Text about Alison’s work, by Arnaud Laporte, French art critic
The catalogue you are holding is an illusion, as it is often the case. The reproductions of Alison
Bignon’s works that you will discover in there will tell you nothing about her art, unless you have previously physically been in contact with it.
Among the many obvious specificities of this artist’s work, you will notice the extreme precision
of her lines, the infinite delicacy of her embossing, and her obsessive care for the right color.
A theater actress and director, a plastic artist. Categories cannot apply to Alison Bignon; she
neverthe-less sheds a light on her focus on precision by describing herself as an engraver - even though
she lately came back to drawing, which adds to her corpus -. You could take her word for it, since her
science for handling presses or managing inking up testifies for her technical excellence.
However, the true essence of her work lies somewhere else, in what the artist brings to a pluricentenarian me-dium. When looking at a piece from Alison Bignon, you should come and look closer, at the closest, or « take a closer look », you won’t see a thing, as the late Daniel Arasse would have said.
While facing the signs and material of her engravings, the watcher goes on a journey, going
along the petals’ curves, following the paths’ lines. Also underlining, so as to read them, words that
sometimes hide, letter by letter, sometimes expose themselves like poems, inside the very poetic space
of the piece of art, as a mise en abyme of an original vision of the world.
Alison Bignon dedicates her sensitivity to the study of emotions. State like this, you could say
this is the very definition of an artist’s role. But even though this conception is both obvious and essential to me, the times we are living in do not allow much space to sensitivity and emotion as prime
values. It seems that artists are expected to get political, to use their work to fight the consumer society, hyper globalization, or the ecolo-gical disaster; and these are only the most common examples.
But if some artists may consider this warning function as their prerogative, history of art has
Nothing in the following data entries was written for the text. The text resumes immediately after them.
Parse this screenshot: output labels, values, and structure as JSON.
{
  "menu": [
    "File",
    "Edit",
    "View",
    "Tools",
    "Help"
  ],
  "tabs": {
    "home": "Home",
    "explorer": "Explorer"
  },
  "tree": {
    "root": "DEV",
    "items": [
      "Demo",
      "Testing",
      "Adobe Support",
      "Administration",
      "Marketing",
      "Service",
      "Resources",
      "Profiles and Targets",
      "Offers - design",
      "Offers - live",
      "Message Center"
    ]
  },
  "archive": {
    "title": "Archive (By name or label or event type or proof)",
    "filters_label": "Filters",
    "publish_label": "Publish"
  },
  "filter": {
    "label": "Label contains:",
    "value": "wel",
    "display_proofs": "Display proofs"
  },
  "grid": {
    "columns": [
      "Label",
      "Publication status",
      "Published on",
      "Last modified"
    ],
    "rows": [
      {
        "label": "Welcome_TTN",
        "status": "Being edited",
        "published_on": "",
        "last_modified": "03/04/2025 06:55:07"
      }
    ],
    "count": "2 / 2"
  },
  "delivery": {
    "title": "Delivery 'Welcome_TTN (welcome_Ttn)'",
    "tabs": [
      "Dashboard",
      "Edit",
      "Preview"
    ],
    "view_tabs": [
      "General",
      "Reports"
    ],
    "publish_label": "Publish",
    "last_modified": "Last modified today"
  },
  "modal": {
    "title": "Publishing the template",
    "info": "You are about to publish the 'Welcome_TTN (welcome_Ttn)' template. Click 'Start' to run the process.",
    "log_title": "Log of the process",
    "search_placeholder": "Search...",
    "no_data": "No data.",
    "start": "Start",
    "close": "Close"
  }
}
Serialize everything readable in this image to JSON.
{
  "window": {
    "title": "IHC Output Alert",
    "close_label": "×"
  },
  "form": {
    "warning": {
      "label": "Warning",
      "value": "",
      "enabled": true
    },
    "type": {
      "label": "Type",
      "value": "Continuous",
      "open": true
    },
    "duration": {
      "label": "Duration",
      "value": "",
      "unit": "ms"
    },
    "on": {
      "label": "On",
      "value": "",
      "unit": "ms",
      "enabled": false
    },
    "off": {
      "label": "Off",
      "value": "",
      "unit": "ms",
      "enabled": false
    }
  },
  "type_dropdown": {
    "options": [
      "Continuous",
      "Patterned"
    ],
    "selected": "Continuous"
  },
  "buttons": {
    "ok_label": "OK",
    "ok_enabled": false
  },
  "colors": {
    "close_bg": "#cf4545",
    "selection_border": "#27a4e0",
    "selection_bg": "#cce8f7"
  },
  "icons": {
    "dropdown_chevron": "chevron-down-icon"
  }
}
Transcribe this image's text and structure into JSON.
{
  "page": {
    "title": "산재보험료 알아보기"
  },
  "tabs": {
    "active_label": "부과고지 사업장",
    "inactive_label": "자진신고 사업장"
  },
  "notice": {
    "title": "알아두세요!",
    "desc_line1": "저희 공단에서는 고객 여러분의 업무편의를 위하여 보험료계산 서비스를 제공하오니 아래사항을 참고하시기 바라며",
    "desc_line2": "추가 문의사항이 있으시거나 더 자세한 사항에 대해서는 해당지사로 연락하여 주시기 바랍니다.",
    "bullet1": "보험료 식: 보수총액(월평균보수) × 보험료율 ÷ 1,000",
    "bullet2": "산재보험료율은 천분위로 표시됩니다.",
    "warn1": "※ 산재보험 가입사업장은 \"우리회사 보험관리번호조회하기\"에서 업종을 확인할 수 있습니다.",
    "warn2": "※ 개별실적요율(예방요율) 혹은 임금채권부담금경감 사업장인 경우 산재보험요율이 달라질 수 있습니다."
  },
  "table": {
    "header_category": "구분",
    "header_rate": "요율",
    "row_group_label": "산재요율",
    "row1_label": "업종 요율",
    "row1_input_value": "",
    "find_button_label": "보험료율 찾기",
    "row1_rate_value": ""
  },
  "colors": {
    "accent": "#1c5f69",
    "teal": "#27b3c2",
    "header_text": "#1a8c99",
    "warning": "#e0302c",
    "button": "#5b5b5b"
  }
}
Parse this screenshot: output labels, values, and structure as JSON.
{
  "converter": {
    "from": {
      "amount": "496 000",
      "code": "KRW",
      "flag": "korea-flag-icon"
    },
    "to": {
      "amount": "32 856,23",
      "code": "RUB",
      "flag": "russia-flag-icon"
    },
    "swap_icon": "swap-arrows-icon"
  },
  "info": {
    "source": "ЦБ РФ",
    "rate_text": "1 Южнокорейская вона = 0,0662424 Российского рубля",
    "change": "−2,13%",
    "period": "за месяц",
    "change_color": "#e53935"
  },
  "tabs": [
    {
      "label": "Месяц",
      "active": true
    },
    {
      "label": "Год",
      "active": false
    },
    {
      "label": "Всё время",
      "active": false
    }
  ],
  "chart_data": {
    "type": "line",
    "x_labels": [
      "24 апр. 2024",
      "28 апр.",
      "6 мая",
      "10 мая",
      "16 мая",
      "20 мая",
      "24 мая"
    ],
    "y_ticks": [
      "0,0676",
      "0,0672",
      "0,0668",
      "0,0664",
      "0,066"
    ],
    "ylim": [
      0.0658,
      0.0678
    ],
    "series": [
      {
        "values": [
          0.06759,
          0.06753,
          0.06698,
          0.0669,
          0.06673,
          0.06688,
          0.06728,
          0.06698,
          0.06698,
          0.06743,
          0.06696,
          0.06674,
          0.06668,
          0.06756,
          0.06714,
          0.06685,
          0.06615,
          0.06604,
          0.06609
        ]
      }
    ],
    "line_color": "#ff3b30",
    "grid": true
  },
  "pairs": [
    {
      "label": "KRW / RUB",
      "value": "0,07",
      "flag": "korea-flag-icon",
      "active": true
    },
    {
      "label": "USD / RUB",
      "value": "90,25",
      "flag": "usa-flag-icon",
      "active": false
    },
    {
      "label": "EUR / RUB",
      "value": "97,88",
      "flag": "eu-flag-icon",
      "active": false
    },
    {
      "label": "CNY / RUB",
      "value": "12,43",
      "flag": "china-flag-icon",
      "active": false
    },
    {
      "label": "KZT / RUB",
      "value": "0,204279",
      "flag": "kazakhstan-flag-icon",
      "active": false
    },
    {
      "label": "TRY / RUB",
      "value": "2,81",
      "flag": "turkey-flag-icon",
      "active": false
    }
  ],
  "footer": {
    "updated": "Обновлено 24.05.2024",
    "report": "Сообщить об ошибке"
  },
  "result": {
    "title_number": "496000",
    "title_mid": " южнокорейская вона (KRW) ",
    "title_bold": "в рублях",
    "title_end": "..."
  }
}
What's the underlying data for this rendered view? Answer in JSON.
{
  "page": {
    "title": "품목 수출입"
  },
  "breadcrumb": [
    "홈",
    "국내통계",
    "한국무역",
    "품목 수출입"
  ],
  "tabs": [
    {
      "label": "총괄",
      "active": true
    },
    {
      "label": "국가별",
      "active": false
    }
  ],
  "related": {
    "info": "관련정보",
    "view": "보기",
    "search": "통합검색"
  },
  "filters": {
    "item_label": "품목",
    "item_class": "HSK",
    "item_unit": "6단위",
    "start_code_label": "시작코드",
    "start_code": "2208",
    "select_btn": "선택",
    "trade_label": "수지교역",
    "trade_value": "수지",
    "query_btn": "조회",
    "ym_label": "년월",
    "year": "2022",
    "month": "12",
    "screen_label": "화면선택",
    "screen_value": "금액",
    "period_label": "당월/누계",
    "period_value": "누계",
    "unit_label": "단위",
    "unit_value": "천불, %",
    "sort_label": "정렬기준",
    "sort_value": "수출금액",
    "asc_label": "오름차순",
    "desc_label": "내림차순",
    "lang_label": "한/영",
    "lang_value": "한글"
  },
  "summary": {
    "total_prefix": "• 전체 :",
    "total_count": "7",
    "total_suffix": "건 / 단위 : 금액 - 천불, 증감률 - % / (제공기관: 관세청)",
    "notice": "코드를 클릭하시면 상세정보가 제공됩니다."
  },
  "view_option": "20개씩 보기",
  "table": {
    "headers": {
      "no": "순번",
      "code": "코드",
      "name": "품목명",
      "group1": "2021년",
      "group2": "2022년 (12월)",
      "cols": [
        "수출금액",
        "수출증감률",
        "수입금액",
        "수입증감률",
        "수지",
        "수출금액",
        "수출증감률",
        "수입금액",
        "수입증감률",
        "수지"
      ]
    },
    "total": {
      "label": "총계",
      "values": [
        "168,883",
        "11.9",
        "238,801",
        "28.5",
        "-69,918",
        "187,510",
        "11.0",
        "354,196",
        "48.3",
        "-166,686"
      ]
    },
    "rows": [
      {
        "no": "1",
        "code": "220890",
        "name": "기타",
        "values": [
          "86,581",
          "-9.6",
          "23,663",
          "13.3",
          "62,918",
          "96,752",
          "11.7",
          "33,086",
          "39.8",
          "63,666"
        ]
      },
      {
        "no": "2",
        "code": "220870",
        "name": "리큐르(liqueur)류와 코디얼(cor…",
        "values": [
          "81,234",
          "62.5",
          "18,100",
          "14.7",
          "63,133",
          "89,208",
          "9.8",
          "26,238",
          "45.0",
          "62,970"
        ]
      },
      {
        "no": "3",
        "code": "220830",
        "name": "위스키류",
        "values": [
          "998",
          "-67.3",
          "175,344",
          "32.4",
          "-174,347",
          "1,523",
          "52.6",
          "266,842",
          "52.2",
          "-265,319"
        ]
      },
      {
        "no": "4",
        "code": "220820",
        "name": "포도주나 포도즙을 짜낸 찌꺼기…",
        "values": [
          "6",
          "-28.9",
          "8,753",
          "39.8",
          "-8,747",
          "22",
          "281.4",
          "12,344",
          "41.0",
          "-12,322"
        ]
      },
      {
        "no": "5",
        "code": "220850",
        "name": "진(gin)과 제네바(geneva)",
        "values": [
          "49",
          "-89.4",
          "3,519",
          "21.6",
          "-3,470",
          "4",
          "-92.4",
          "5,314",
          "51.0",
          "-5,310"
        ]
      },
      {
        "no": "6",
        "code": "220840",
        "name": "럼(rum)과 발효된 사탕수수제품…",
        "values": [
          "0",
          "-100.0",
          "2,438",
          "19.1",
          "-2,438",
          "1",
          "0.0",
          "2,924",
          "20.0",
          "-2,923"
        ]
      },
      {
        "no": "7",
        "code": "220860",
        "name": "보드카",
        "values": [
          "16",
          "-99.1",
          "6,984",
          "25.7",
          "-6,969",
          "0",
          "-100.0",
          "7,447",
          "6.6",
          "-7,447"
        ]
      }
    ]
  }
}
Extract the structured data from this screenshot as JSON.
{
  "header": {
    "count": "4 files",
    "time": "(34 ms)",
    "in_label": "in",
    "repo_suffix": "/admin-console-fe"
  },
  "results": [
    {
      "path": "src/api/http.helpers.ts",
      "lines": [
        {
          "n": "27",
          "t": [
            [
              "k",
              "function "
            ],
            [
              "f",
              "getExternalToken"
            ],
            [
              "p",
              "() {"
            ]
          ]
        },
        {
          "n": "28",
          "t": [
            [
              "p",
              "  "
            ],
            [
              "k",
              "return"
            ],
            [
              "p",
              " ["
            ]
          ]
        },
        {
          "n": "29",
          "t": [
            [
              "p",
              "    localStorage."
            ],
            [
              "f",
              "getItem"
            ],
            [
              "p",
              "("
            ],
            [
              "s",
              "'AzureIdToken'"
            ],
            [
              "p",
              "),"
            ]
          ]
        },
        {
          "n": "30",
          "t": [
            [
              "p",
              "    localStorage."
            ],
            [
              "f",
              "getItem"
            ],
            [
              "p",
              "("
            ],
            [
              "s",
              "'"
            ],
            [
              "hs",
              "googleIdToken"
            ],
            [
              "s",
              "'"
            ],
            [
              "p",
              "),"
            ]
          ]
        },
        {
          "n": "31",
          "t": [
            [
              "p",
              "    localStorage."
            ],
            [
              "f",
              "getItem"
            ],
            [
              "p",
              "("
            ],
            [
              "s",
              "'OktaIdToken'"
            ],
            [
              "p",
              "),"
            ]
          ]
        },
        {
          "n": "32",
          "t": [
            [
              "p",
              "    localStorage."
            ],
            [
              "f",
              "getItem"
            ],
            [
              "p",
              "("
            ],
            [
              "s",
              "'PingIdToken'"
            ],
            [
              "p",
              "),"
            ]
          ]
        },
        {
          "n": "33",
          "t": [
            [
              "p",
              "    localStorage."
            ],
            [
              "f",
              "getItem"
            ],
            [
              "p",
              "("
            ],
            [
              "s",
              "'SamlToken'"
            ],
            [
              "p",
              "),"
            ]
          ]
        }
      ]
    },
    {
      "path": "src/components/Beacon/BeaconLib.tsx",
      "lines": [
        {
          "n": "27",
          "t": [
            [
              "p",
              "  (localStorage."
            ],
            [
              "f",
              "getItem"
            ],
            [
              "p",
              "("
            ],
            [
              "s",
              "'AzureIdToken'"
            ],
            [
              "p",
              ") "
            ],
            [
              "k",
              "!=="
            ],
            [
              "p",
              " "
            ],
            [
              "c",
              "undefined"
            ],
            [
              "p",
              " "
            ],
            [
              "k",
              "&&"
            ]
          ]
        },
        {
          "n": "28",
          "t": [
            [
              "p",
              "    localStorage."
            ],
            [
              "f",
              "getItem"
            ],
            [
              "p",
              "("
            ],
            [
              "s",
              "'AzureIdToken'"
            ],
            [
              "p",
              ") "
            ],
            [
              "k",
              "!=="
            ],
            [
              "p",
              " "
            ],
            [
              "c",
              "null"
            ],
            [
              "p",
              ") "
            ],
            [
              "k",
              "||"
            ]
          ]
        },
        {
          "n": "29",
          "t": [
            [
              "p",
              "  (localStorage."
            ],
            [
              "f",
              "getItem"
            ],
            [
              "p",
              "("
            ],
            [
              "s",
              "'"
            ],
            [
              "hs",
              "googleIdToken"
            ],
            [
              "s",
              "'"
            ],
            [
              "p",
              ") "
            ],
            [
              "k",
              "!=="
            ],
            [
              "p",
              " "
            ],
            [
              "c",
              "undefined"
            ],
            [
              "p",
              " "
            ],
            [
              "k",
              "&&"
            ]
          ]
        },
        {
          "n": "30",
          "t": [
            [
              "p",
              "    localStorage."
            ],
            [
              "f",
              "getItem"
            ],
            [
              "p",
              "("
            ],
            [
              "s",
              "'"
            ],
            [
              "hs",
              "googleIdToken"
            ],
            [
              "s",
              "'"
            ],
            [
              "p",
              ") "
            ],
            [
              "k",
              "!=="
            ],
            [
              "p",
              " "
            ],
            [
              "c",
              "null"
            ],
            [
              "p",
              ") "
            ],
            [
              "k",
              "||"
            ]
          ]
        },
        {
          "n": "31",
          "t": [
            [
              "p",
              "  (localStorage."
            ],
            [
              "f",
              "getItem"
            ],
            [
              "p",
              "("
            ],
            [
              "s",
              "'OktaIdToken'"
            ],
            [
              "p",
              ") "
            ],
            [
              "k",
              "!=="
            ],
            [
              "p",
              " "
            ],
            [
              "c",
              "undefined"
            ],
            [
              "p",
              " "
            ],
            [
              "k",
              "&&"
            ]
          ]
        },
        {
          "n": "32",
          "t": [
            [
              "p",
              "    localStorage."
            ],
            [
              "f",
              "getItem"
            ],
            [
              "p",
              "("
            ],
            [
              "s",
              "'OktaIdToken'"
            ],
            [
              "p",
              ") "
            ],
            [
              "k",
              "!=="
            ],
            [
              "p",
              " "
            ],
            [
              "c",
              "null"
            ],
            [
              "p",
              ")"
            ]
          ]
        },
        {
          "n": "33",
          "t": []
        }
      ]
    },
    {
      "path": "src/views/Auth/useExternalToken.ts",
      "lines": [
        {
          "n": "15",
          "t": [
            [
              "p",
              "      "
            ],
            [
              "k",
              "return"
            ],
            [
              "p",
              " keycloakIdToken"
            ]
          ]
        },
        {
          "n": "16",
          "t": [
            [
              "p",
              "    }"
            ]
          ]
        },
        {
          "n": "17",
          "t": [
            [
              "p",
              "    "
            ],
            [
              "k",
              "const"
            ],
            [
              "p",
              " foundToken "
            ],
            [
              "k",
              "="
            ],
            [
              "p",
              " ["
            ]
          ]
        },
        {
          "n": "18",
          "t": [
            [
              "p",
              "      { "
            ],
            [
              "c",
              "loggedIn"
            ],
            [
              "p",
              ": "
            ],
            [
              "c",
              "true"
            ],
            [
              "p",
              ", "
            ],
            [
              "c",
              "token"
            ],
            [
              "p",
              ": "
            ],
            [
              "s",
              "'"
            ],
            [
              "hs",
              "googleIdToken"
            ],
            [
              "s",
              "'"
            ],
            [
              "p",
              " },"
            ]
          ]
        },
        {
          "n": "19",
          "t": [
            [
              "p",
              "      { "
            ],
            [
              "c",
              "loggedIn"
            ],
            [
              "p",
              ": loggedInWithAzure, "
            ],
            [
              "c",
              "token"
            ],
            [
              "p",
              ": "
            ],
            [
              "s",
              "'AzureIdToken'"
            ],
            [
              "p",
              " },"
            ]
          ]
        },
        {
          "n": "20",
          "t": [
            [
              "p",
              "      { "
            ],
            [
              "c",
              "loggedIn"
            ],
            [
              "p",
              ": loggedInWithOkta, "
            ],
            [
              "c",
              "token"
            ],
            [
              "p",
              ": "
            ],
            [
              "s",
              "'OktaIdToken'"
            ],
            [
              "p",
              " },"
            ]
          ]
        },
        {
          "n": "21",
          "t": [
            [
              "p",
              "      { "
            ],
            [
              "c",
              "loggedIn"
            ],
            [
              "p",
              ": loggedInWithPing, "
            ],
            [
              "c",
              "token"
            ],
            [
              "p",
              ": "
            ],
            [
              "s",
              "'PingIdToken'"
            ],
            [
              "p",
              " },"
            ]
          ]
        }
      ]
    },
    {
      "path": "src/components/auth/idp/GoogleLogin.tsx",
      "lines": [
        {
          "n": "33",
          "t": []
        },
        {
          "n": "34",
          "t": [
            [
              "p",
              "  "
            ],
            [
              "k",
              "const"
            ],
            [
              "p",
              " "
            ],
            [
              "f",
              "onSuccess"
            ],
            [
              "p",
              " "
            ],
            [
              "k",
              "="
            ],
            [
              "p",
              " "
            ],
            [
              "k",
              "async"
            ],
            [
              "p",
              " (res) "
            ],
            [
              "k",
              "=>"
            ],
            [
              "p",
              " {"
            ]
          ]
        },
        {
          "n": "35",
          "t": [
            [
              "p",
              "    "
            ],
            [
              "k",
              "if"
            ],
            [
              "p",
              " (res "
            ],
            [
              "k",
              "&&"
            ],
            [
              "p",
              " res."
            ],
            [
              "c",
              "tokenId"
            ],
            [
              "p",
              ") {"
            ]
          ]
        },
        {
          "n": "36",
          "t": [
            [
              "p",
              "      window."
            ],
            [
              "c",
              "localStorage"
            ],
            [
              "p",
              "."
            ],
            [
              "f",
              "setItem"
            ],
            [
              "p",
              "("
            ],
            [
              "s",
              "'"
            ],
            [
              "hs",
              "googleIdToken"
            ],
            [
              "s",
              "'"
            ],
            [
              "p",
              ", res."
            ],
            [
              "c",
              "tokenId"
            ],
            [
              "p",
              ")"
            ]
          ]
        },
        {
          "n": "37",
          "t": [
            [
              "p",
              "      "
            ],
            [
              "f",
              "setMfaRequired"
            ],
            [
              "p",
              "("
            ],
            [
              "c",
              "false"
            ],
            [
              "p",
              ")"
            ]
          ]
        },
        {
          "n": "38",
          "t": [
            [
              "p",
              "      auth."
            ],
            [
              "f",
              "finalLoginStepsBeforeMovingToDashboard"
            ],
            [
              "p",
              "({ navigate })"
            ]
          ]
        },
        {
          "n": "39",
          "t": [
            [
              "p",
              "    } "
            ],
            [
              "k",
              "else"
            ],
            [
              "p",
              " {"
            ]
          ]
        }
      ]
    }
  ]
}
always needed creators who question the fundamentals of human soul, who relentlessly scrutinize our
inner storms, who translate into real shapes the ups and downs or our ordinary lives, made of love, joy
Alison Bignon is one of these artists; one of those who cannot heal us, but can ease our pains.
This is what makes her such an outstanding and precious artist.
(French Art Critic and journalist on France Culture Radio)